Since SSLv3 is deprecated, it’s a good idea to disable it in webserver config to become invulnerable to POODLE attack (sorry, Windows XP users). The problem is, even if you disable it in config, it may be still available for negotiation! Follow the article to see the remedy for this issue.
The main part is simple, just set ssl_protocols directive in nginx config to TLS-only protocols (I prefer only the modern TLSv1.2):
<...> ssl_protocols TLSv1.2; <...>
Check nginx config (just in case) and restart nginx:
# nginx -t nginx: the configuration file /etc/nginx/nginx.conf syntax is ok nginx: configuration file /etc/nginx/nginx.conf test is successful # service nginx restart Redirecting to /bin/systemctl restart nginx.service
Now, we must check that SSLv3 is unavailable. We can do it in two ways, using the https://www.ssllabs.com/ssltest/ service or via openssl command from another machine. I prefer the second approach as more flexible:
$ openssl s_client -connect blog.pyshonk.in:443 -ssl3 CONNECTED(00000003) depth=2 /C=CN/O=WoSign CA Limited/CN=Certification Authority of WoSign verify error:num=20:unable to get local issuer certificate verify return:0 <...>
But we just disabled it! Config file explicitly sets that it can only use TLS!
The tricky part is in OpenSSL version nginx is using. According to official nginx guide:
The TLSv1.1 and TLSv1.2 parameters are supported starting from versions 1.1.13 and 1.0.12, so when the OpenSSL version 1.0.1 or higher is used on older nginx versions, these protocols work, but cannot be disabled.
Unfortunately, nginx config test does not warn you about this security breach.
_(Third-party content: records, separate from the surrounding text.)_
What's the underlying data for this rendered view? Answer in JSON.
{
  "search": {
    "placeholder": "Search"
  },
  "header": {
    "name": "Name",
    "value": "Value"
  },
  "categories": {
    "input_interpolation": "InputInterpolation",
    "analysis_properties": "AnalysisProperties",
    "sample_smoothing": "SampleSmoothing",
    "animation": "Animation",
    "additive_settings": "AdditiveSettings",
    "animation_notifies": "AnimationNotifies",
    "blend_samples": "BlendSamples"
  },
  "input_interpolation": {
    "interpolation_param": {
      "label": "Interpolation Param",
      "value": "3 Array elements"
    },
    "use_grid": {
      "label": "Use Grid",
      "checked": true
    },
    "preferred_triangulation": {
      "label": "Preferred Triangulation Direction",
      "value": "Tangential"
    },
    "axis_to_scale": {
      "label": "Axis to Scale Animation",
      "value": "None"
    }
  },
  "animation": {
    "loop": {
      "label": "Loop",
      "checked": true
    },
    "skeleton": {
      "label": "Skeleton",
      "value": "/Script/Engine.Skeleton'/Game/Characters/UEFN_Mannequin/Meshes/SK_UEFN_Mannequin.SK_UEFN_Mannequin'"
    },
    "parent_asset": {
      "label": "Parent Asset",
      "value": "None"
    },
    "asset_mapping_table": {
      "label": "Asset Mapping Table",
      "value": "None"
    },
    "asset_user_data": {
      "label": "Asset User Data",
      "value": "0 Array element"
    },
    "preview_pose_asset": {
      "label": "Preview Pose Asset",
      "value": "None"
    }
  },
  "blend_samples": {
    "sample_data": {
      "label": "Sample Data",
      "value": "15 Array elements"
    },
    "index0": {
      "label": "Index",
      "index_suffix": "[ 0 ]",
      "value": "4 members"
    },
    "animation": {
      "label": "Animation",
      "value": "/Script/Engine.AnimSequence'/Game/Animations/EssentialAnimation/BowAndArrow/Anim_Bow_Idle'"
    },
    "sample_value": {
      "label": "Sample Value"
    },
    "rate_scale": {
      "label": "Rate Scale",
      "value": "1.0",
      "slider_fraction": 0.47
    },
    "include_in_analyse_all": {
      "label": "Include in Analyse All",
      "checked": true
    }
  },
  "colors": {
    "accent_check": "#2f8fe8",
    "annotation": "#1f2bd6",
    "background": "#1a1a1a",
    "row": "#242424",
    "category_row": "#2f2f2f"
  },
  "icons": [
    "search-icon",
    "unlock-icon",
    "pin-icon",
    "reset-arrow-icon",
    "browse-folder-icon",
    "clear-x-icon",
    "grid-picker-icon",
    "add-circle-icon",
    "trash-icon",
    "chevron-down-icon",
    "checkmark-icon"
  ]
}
So, we must update openssl package to the latest. My OpenSSL version was 1.0.1e-51.el7_2.2, and I updated it to 1.0.1e-51.el7_2.4, and it resolved the issue. So you need at least this version to proceed. Updating process depends on your operating system version and it’s repositories. But in any case you can build openssl from source.
After updating openssl restart (not reload) nginx and check the SSLv3 availability:
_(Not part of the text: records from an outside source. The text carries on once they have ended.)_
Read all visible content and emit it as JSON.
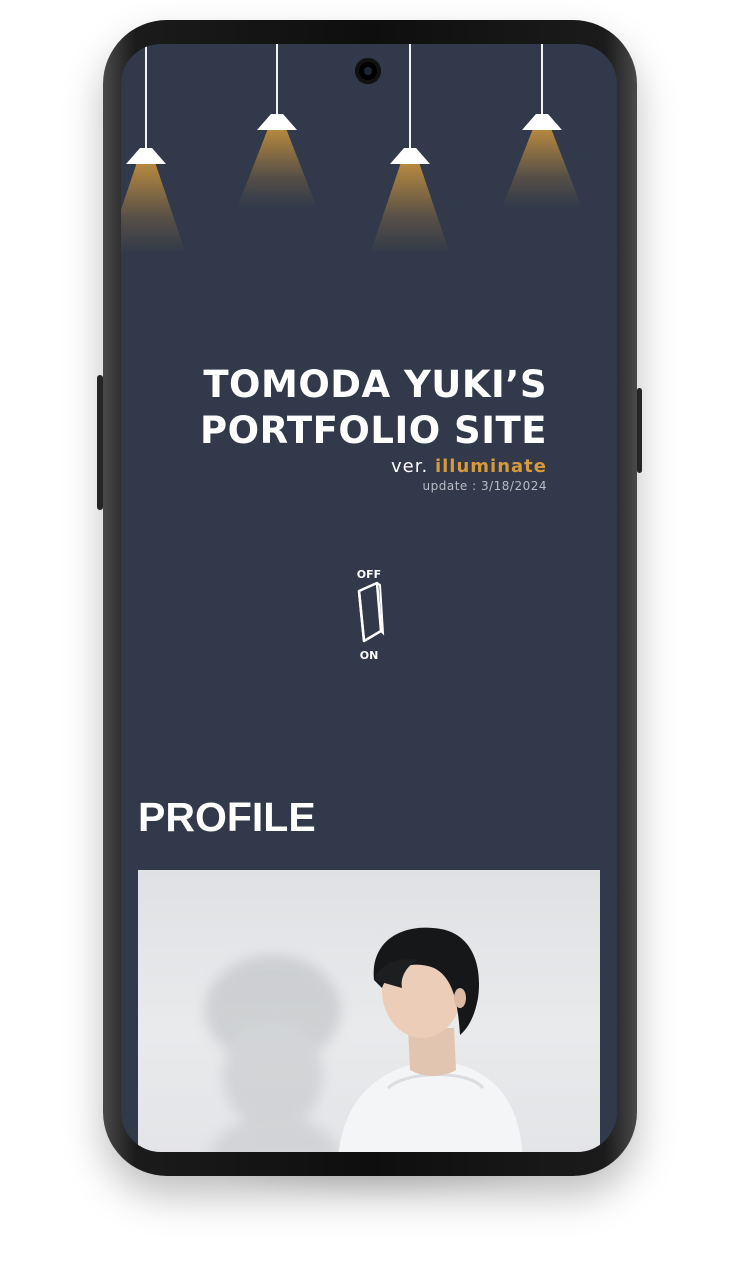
{
  "hero": {
    "title_line1": "TOMODA YUKI’S",
    "title_line2": "PORTFOLIO SITE",
    "version_prefix": "ver.",
    "version_name": "illuminate",
    "update": "update : 3/18/2024"
  },
  "light_switch": {
    "off_label": "OFF",
    "on_label": "ON"
  },
  "profile": {
    "heading": "PROFILE"
  },
  "colors": {
    "background": "#31394a",
    "accent": "#d79a3b",
    "text": "#ffffff"
  },
  "icons": [
    "pendant-lamp-icon",
    "light-switch-icon"
  ]
}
$ openssl s_client -connect blog.pyshonk.in:443 -ssl3 CONNECTED(00000003) write:errno=54
If your answer is the same, you had competely closed SSLv3. Good luck!
The majority of php-fpm installations provide small personal sites (like this) and hosted on DigitalOcean-like VPS machines, which are, mostly, not very powerful. Anyway, it’s a good idea to tune the application server config to optimize server load (RAM, in this case).
The main idea is to change the pm = dynamic option in /etc/php-fpm.d/ configs. It is the most popular mistake, because this directive tells the process manager to spawn spare processes, which do nothing but utilizing memory. It’s a good idea to set this value on the popular and loaded site, but in other case it only makes useless memory usage. So, we need to change the pm = dynamic option to pm = ondemand. The ondemand value will spawn the additional workers only if they are needed, and close when the load is gone. That’s why we must give the timeout value. Add pm.processidletimeout = 10s line to your config, like here:
<...> pm = ondemand pm.max_children = 50 pm.process_idle_timeout = 10s pm.max_requests = 500 <...>
Now, save your file and restart php-fpm.
Few days ago I was struggled by broken ownCloud installation, where the app became malfunctional during the update due to updater tool, ignoring any attempts to change it’s configuration or do anything. The owncloud/config/ directory was also lost. The problem was that all data was encrypted, and ownCloud saves the salt hash in the config.php file, which was also missing, and the files were accessible, but encrypted.
This guide will show how to restore the encrypted ownCloud data.